When Letty’s Tavern, a new popular hotspot in historic Kennett Square, Pennsylvania, opened its doors in 2021 after a brutal year of planning starts and stops, many in the community were on board with the new-to-the-area concept. Some were not and just didn’t get it. The space was formerly a very different one and there was, and still is, a community learning curve. While the embracing serves as the majority, the only path it seemed to try and please everyone and capture the non-believers was several short-term initiatives at the expense of long-term brand damage—a price we were not, and still are not, simply willing to pay.
At a time where fear still reigns supreme in the hospitality sector, there are three tenets to which we will always adhere. We wanted to share them here with the hope this gives a twist to, a varied perspective of or merely an addendum to “the customer is always right” adage.
Realize and accept everyone will not get it. Lowering food cost enabling mammoth portions and widening by-the-glass wine options so there could be to-the-top-of-the-glass pours thus cheapening the overall wine list will never happen at Letty’s Tavern. Why? Because by catering to this small, fickle, bargaining demographic the intended customers, the repeat customers will not return. In the experiential world we live in, we believe Letty’s is the sum of its parts and creates the experience and the vibe we as the owners wanted to give the community. Changing it doesn’t make us special anymore. It makes us short-sighted for a short-term cash grab.

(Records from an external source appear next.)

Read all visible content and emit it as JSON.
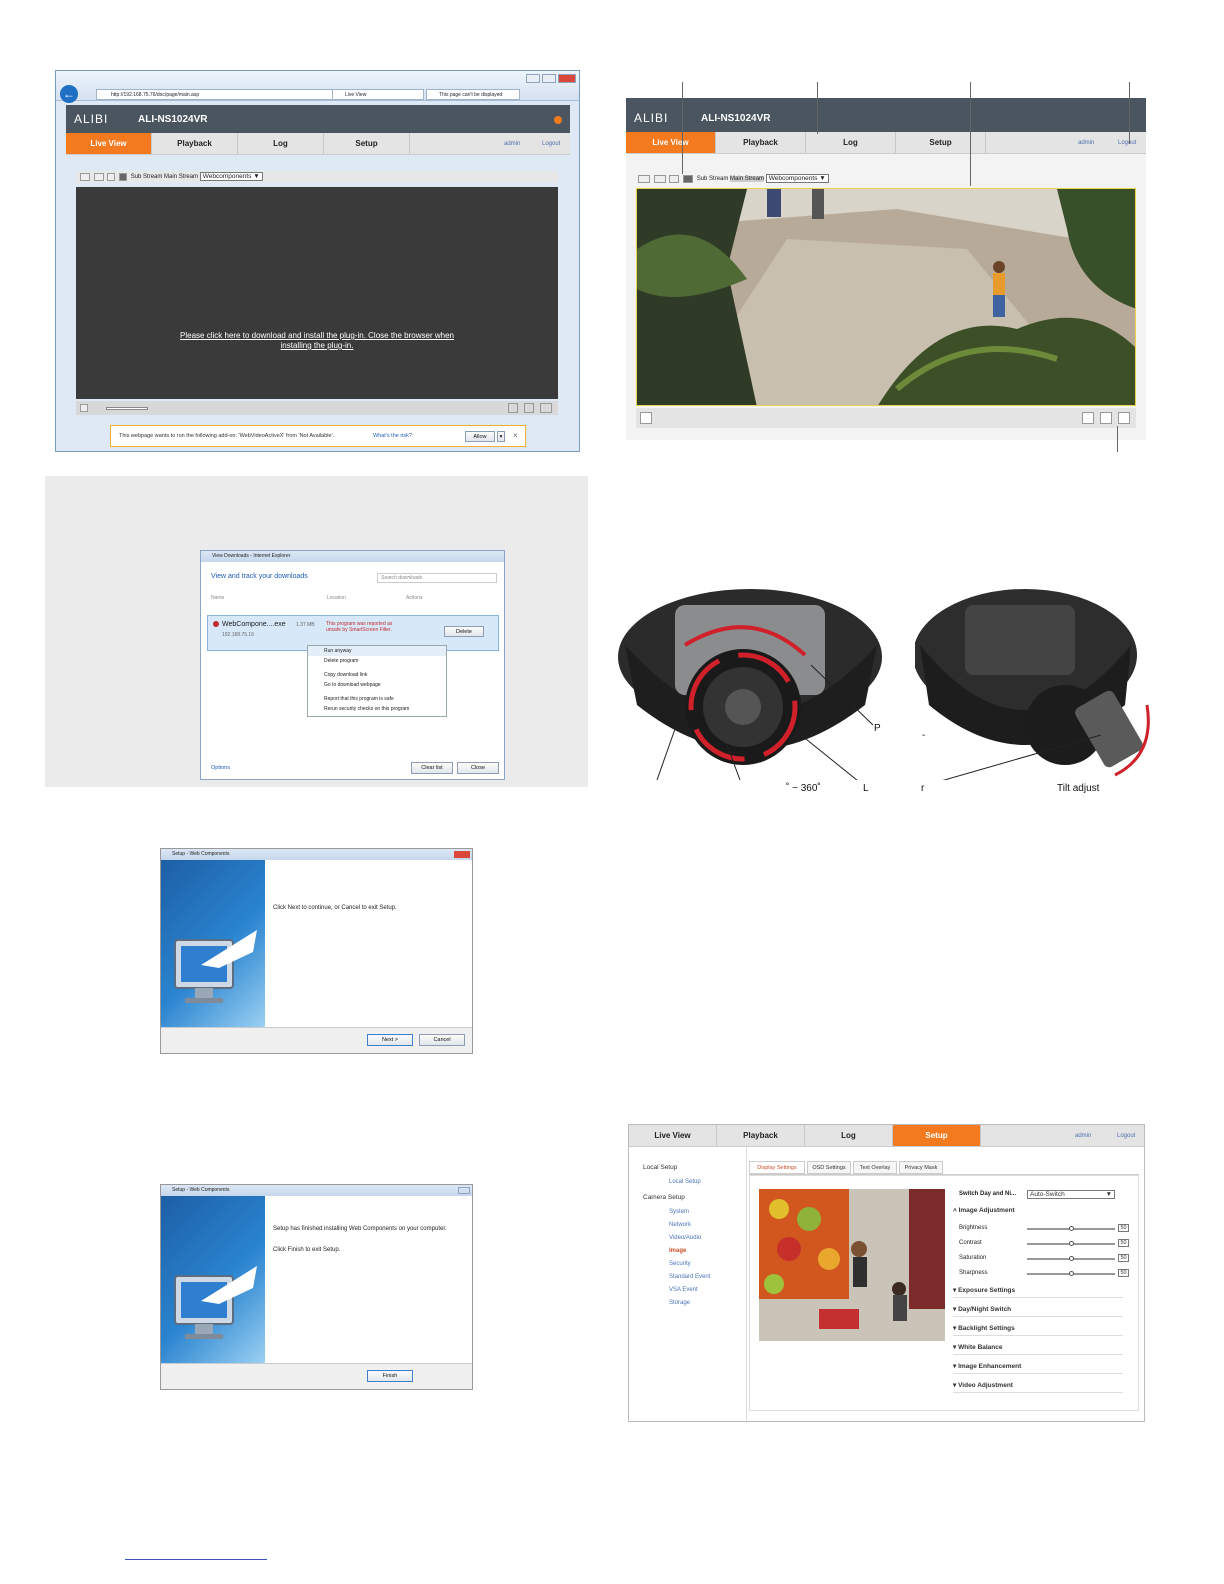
{
  "browser": {
    "url": "http://192.168.75.76/doc/page/main.asp",
    "tab1": "Live View",
    "tab2": "This page can't be displayed"
  },
  "app": {
    "logo": "ALIBI",
    "model": "ALI-NS1024VR",
    "nav": [
      "Live View",
      "Playback",
      "Log",
      "Setup"
    ],
    "user": "admin",
    "logout": "Logout",
    "stream_sub": "Sub Stream",
    "stream_main": "Main Stream",
    "plugin_select": "Webcomponents",
    "plugin_message": "Please click here to download and install the plug-in. Close the browser when installing the plug-in."
  },
  "addon_bar": {
    "message": "This webpage wants to run the following add-on: 'WebVideoActiveX' from 'Not Available'.",
    "link": "What's the risk?",
    "allow": "Allow"
  },
  "downloads": {
    "window_title": "View Downloads - Internet Explorer",
    "heading": "View and track your downloads",
    "search_placeholder": "Search downloads",
    "col_name": "Name",
    "col_location": "Location",
    "col_actions": "Actions",
    "file": "WebCompone....exe",
    "size": "1.37 MB",
    "host": "192.168.75.16",
    "warning": "This program was reported as unsafe by SmartScreen Filter.",
    "delete": "Delete",
    "menu": [
      "Run anyway",
      "Delete program",
      "Copy download link",
      "Go to download webpage",
      "Report that this program is safe",
      "Rerun security checks on this program"
    ],
    "options": "Options",
    "clear": "Clear list",
    "close": "Close"
  },
  "setup1": {
    "title": "Setup - Web Components",
    "text": "Click Next to continue, or Cancel to exit Setup.",
    "next": "Next >",
    "cancel": "Cancel"
  },
  "setup2": {
    "title": "Setup - Web Components",
    "text1": "Setup has finished installing Web Components on your computer.",
    "text2": "Click Finish to exit Setup.",
    "finish": "Finish"
  },
  "captions": {
    "p": "P",
    "dash": "-",
    "range": "˚ ~ 360˚",
    "l": "L",
    "r": "r",
    "tilt": "Tilt adjust"
  },
  "setup_page": {
    "nav": [
      "Live View",
      "Playback",
      "Log",
      "Setup"
    ],
    "user": "admin",
    "logout": "Logout",
    "local_setup": "Local Setup",
    "local_setup_item": "Local Setup",
    "camera_setup": "Camera Setup",
    "camera_items": [
      "System",
      "Network",
      "Video/Audio",
      "Image",
      "Security",
      "Standard Event",
      "VSA Event",
      "Storage"
    ],
    "tabs": [
      "Display Settings",
      "OSD Settings",
      "Text Overlay",
      "Privacy Mask"
    ],
    "switch_label": "Switch Day and Ni...",
    "switch_value": "Auto-Switch",
    "image_adjustment": "Image Adjustment",
    "sliders": [
      {
        "label": "Brightness",
        "value": "50"
      },
      {
        "label": "Contrast",
        "value": "50"
      },
      {
        "label": "Saturation",
        "value": "50"
      },
      {
        "label": "Sharpness",
        "value": "50"
      }
    ],
    "sections": [
      "Exposure Settings",
      "Day/Night Switch",
      "Backlight Settings",
      "White Balance",
      "Image Enhancement",
      "Video Adjustment"
    ]
  }
}
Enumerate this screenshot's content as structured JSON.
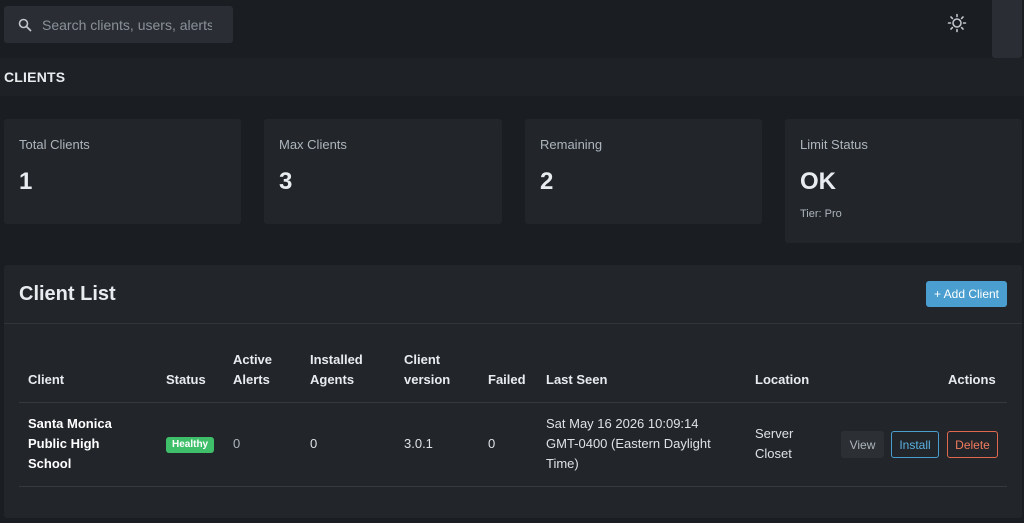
{
  "search": {
    "placeholder": "Search clients, users, alerts"
  },
  "page": {
    "title": "CLIENTS"
  },
  "stats": [
    {
      "label": "Total Clients",
      "value": "1"
    },
    {
      "label": "Max Clients",
      "value": "3"
    },
    {
      "label": "Remaining",
      "value": "2"
    },
    {
      "label": "Limit Status",
      "value": "OK",
      "sub": "Tier: Pro"
    }
  ],
  "client_list": {
    "title": "Client List",
    "add_label": "+ Add Client",
    "columns": {
      "client": "Client",
      "status": "Status",
      "active_alerts_1": "Active",
      "active_alerts_2": "Alerts",
      "installed_agents_1": "Installed",
      "installed_agents_2": "Agents",
      "client_version_1": "Client",
      "client_version_2": "version",
      "failed": "Failed",
      "last_seen": "Last Seen",
      "location": "Location",
      "actions": "Actions"
    },
    "rows": [
      {
        "client_1": "Santa Monica",
        "client_2": "Public High",
        "client_3": "School",
        "status": "Healthy",
        "active_alerts": "0",
        "installed_agents": "0",
        "client_version": "3.0.1",
        "failed": "0",
        "last_seen_1": "Sat May 16 2026 10:09:14",
        "last_seen_2": "GMT-0400 (Eastern Daylight",
        "last_seen_3": "Time)",
        "location_1": "Server",
        "location_2": "Closet",
        "actions": {
          "view": "View",
          "install": "Install",
          "delete": "Delete"
        }
      }
    ]
  },
  "colors": {
    "background": "#1a1d21",
    "card": "#22262b",
    "accent": "#4a9fd0",
    "healthy": "#3fbf6a",
    "danger": "#e0694d"
  }
}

Word of Mouth Isn’t the Only Tool Anymore That Makes or Breaks. Presentation permeates every single detail of our business. While listening to customers is important, sticking to the original concept is even more critical. If reviews are positive, that one negative doesn’t override the good. Having trouble with only negative reviews? Hire a marketing firm that pushes them down with SEO or great editorial reviews combined with killer imagery on Instagram. Understand they aren’t being silenced; rather modern-day tools to encourage the word of mouth without begging for positive reviews that nobody writes anyway are being utilized. And let’s face it, people only take the time to press buttons to complain. However, what DOES happen are those who have an unsurpassed, memorable, universal experience will have NO problem telling their friends in passing “this place was awesome because the food was great, and the atmosphere was fun.”

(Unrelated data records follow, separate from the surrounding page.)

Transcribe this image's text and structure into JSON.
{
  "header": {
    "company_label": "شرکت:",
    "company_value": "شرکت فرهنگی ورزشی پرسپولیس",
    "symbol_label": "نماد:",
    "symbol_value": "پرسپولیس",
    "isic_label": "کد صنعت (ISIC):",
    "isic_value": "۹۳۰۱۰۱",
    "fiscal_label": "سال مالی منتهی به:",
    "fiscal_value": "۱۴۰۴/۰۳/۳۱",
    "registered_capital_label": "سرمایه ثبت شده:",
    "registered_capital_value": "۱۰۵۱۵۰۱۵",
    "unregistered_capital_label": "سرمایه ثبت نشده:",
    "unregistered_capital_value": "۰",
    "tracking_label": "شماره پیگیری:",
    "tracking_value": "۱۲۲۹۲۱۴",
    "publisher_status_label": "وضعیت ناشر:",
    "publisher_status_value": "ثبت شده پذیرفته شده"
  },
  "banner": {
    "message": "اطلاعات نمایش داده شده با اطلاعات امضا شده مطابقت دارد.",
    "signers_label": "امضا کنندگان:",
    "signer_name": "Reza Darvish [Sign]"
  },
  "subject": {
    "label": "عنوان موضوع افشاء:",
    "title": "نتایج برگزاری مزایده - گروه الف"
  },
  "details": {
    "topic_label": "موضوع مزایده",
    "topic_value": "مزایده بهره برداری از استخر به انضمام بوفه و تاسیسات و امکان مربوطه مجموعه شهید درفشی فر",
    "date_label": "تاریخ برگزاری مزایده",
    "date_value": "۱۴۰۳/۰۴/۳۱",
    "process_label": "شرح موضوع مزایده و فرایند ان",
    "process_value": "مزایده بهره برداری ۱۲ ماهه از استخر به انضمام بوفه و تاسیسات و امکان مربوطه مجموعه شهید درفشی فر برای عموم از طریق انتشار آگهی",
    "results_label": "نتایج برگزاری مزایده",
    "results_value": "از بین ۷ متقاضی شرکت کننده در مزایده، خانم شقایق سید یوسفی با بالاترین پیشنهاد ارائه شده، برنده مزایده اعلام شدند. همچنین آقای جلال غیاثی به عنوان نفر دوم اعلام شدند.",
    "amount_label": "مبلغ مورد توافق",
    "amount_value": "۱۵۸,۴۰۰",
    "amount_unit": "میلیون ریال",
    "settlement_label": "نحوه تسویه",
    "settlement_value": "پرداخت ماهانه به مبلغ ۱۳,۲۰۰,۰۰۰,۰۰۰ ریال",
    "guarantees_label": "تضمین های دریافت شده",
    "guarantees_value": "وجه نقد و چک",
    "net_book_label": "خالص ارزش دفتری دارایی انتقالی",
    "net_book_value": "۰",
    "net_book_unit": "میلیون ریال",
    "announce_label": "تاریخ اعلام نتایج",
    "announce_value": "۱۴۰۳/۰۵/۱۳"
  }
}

A Bit of Compromise Couldn’t Hurt. Will we change our name? No. But maybe we will have a great Happy Hour. Are we going to change the menu to offer non-seasonal items from bags delivered by Sysco or stop making everything by hand? Negative. But we may feature one item that requires more work, but lower food cost so we can offer ONE dish with a larger-than-life portion. Are we going to change our entire wine list? No. What might happen is one or two additional wines by the glass may be snuck into the offerings, but we still won’t give giant pours. If the devil is in the details, maybe these will go noticed as opposed to unnoticed and attract the non-believers while still accommodating those who continually come back and love us.
And still, maybe they won’t at all. Yet at least we can provide the common ground between valid solutions and fully listening to a small set of customers. We as restaurateurs showcase that we try, listen to and hear the haters, the trolls, and the people who continue to wield their negative power through the dying Yelp platform in quasi-anonymity.
I’m all for constructive criticism, but will end with this tasty morsel as food for serious thought: How many owner operators in this industry can claim the success story of keeping their loyal base against selling themselves out and changing who they are just to win over these people who really go out on average once a month? I say let those people go to an Applebee’s with some Trader Joe’s wine tucked in their purse. We’ll just keep giving all we can to a community that mostly wants and loves us and know we can’t please everyone on every issue every minute of every day.
Jacob Short is the director of Operations at 4AM Hospitality Group.